Al-Qaeda in the Islamic Maghreb (AQIM) has offered to free a British-South African hostage if the UK government allows the cleric Abu Qatada to choose a country for his extradition, the SITE monitoring service says.
AQIM also threatened that Britain would "open the door of evil" to its country and people should it send the imam back to his native Jordan where he faces jail, the report from the US-based organisation said.
Al-Qaeda's North African franchise has been holding Stephen Malcolm and two other Western men hostage since abducting them last November in the northern Mali desert city of Timbuktu.
Britain has been trying to deport Abu Qatada to Jordan for more than six years, arguing he is a threat to national security.

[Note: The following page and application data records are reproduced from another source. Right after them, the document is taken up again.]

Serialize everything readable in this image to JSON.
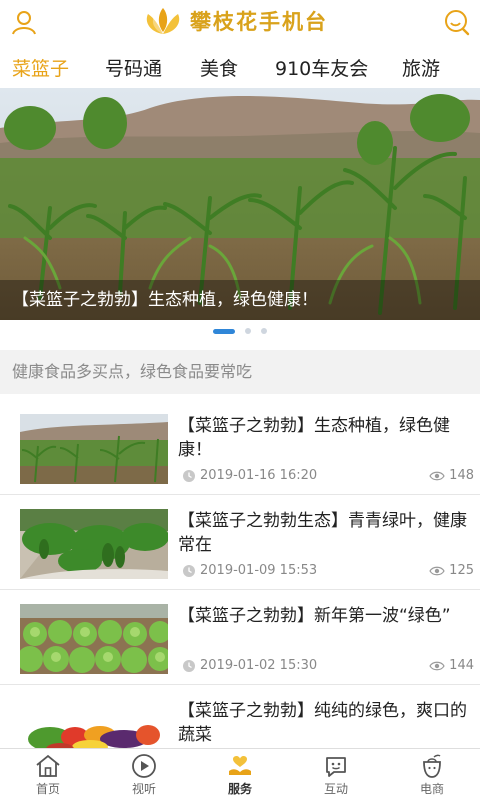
{
  "header": {
    "app_title": "攀枝花手机台",
    "user_icon": "user-icon",
    "search_icon": "search-icon",
    "accent_color": "#e8a318"
  },
  "tabs": [
    {
      "label": "菜篮子",
      "active": true
    },
    {
      "label": "号码通",
      "active": false
    },
    {
      "label": "美食",
      "active": false
    },
    {
      "label": "910车友会",
      "active": false
    },
    {
      "label": "旅游",
      "active": false
    }
  ],
  "banner": {
    "caption": "【菜篮子之勃勃】生态种植，绿色健康！",
    "slide_count": 3,
    "active_slide": 1
  },
  "notice": {
    "text": "健康食品多买点，绿色食品要常吃"
  },
  "news": [
    {
      "title": "【菜篮子之勃勃】生态种植，绿色健康！",
      "date": "2019-01-16 16:20",
      "views": "148",
      "thumb": "cornfield"
    },
    {
      "title": "【菜篮子之勃勃生态】青青绿叶，健康常在",
      "date": "2019-01-09 15:53",
      "views": "125",
      "thumb": "greenhouse"
    },
    {
      "title": "【菜篮子之勃勃】新年第一波“绿色”",
      "date": "2019-01-02 15:30",
      "views": "144",
      "thumb": "lettuce"
    },
    {
      "title": "【菜篮子之勃勃】纯纯的绿色，爽口的蔬菜",
      "date": "",
      "views": "",
      "thumb": "vegetables"
    }
  ],
  "bottom_nav": [
    {
      "label": "首页",
      "icon": "home-icon",
      "active": false
    },
    {
      "label": "视听",
      "icon": "play-icon",
      "active": false
    },
    {
      "label": "服务",
      "icon": "heart-hand-icon",
      "active": true
    },
    {
      "label": "互动",
      "icon": "chat-face-icon",
      "active": false
    },
    {
      "label": "电商",
      "icon": "bag-icon",
      "active": false
    }
  ]
}
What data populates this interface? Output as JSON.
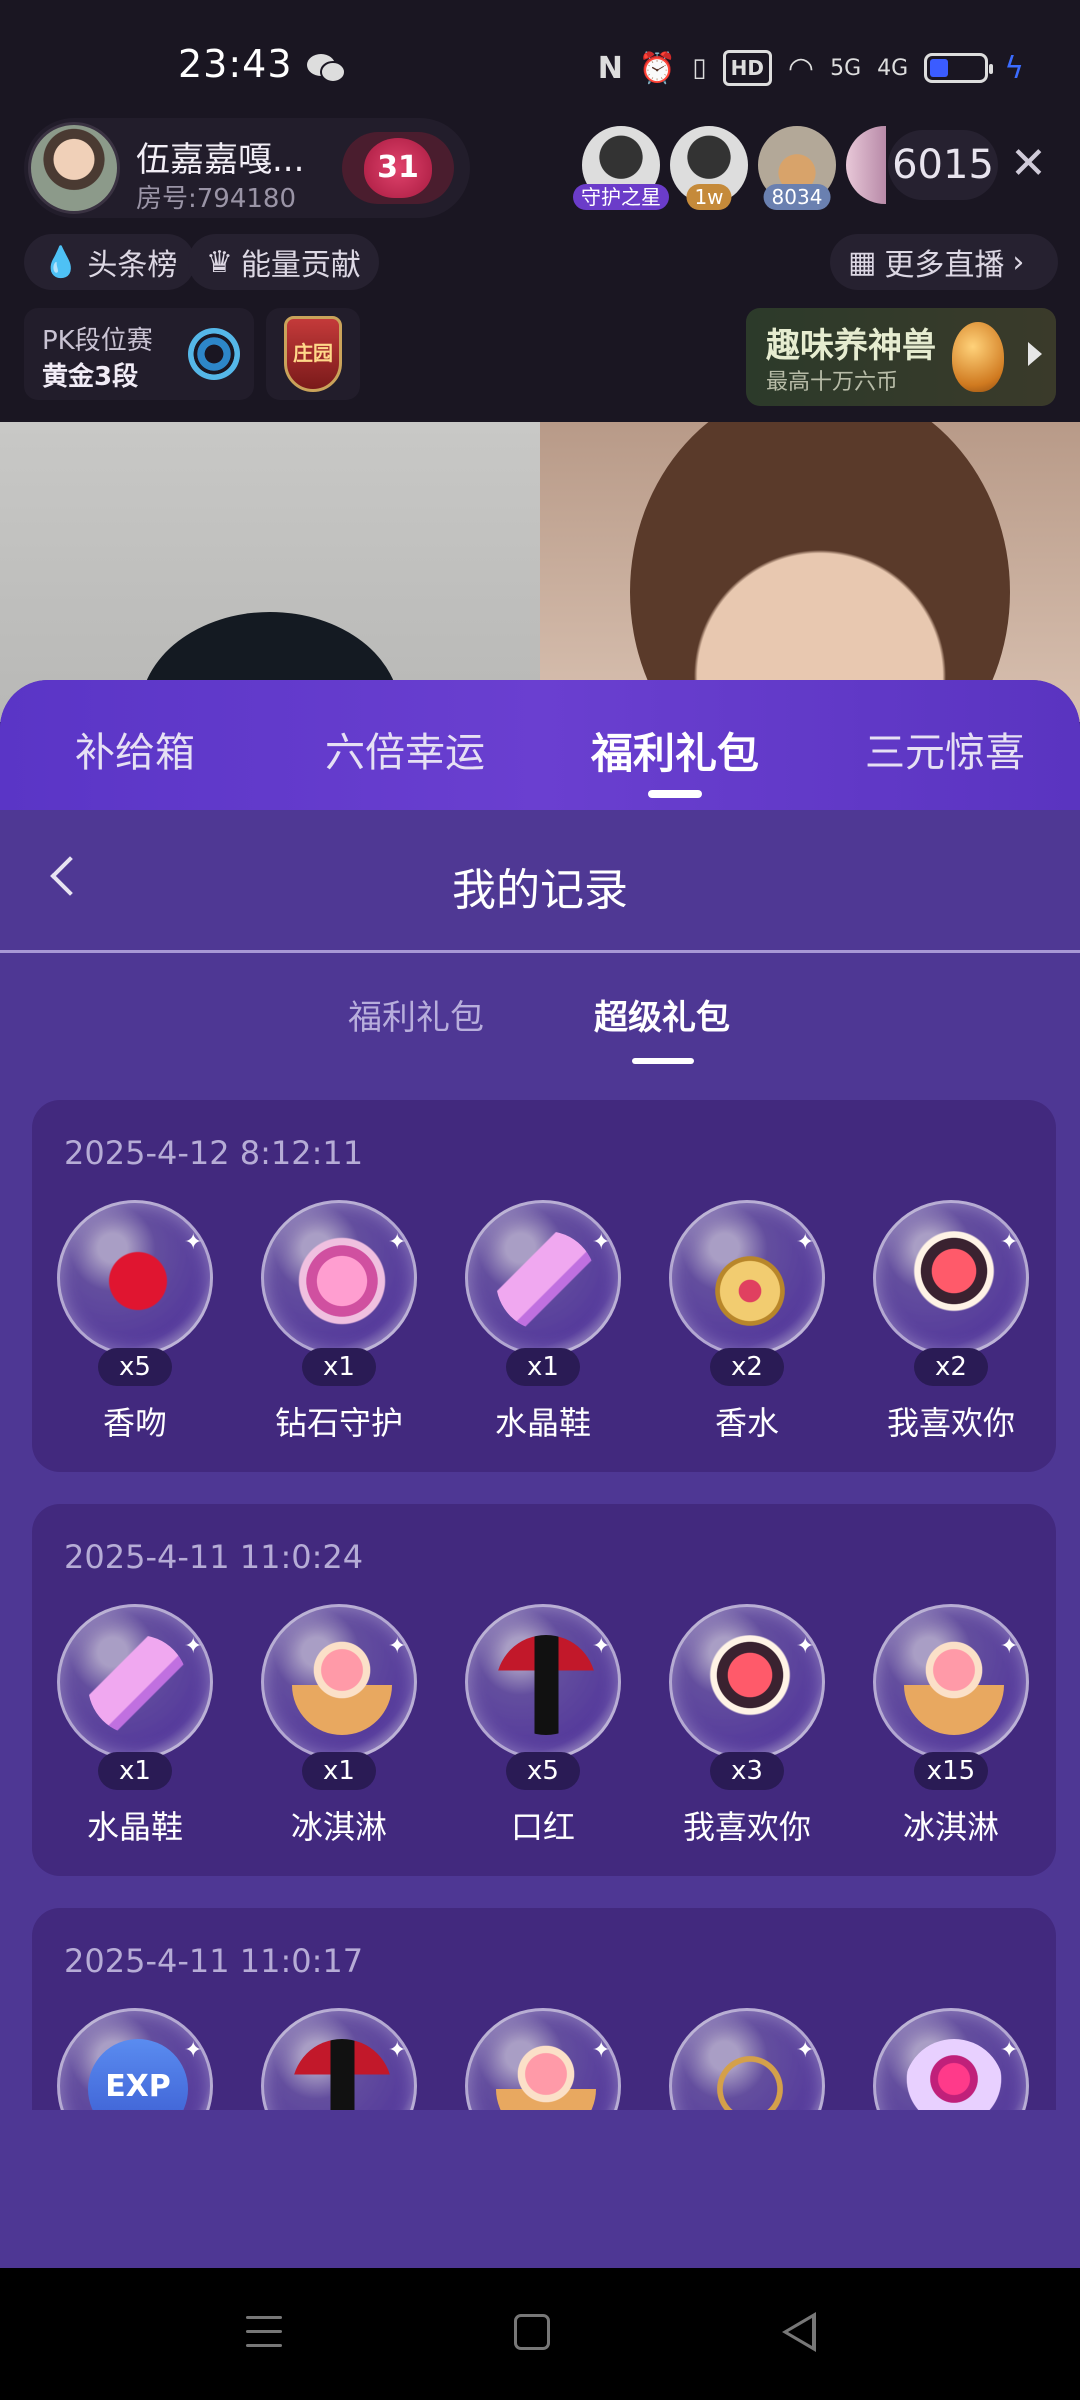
{
  "status_bar": {
    "time": "23:43",
    "network_chip": "HD",
    "net_5g": "5G",
    "net_4g": "4G",
    "battery_color": "#3b5cff"
  },
  "anchor": {
    "name": "伍嘉嘉嘎...",
    "room_no": "房号:794180",
    "heart_level": "31"
  },
  "viewers": {
    "badges": [
      "守护之星",
      "1w",
      "8034"
    ],
    "count": "6015"
  },
  "chips": {
    "toplist": "头条榜",
    "energy": "能量贡献",
    "more_live": "更多直播"
  },
  "pk": {
    "title": "PK段位赛",
    "rank": "黄金3段",
    "shield_text": "庄园"
  },
  "pet": {
    "title": "趣味养神兽",
    "subtitle": "最高十万六币"
  },
  "tabs": [
    {
      "label": "补给箱"
    },
    {
      "label": "六倍幸运"
    },
    {
      "label": "福利礼包",
      "active": true
    },
    {
      "label": "三元惊喜"
    }
  ],
  "records_page": {
    "title": "我的记录",
    "subtabs": [
      {
        "label": "福利礼包"
      },
      {
        "label": "超级礼包",
        "active": true
      }
    ]
  },
  "records": [
    {
      "date": "2025-4-12 8:12:11",
      "gifts": [
        {
          "name": "香吻",
          "qty": "x5",
          "icon": "kiss-icon"
        },
        {
          "name": "钻石守护",
          "qty": "x1",
          "icon": "diamond-guard-icon"
        },
        {
          "name": "水晶鞋",
          "qty": "x1",
          "icon": "crystal-shoe-icon"
        },
        {
          "name": "香水",
          "qty": "x2",
          "icon": "perfume-icon"
        },
        {
          "name": "我喜欢你",
          "qty": "x2",
          "icon": "rose-box-icon"
        }
      ]
    },
    {
      "date": "2025-4-11 11:0:24",
      "gifts": [
        {
          "name": "水晶鞋",
          "qty": "x1",
          "icon": "crystal-shoe-icon"
        },
        {
          "name": "冰淇淋",
          "qty": "x1",
          "icon": "ice-cream-icon"
        },
        {
          "name": "口红",
          "qty": "x5",
          "icon": "lipstick-icon"
        },
        {
          "name": "我喜欢你",
          "qty": "x3",
          "icon": "rose-box-icon"
        },
        {
          "name": "冰淇淋",
          "qty": "x15",
          "icon": "ice-cream-icon"
        }
      ]
    },
    {
      "date": "2025-4-11 11:0:17",
      "gifts": [
        {
          "name": "",
          "qty": "",
          "icon": "exp-icon",
          "label": "EXP"
        },
        {
          "name": "",
          "qty": "",
          "icon": "lipstick-icon"
        },
        {
          "name": "",
          "qty": "",
          "icon": "ice-cream-icon"
        },
        {
          "name": "",
          "qty": "",
          "icon": "bracelet-icon"
        },
        {
          "name": "",
          "qty": "",
          "icon": "bow-gift-icon"
        }
      ]
    }
  ],
  "colors": {
    "sheet_bg": "#4e3794",
    "card_bg": "#42297e",
    "tab_bar": "#6a3fd0"
  }
}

The cleric was convicted in Jordan in absentia in 1998 over his involvement in terrorism attacks.
But his removal has in the past been blocked by the European Court of Human Rights, which cited the risk that evidence obtained from torture would be used against him on his return to Jordan.
The court is now considering the latest appeal by the cleric.
The SITE report said AQIM had offered a deal, "to release a hostage if the British government allows radical cleric Abu Qatada al-Filistini the opportunity to choose a country for his extradition".
The group had declared on internet forums on Sunday "that it has followed Abu Qatada's case for years".
The other hostages taken on November 25 were Nils Joan Viktor Gustafson, a Swedish national, and Jacobus Nicolo Ruke, a Dutch national.
AQIM released a picture of the three men in December.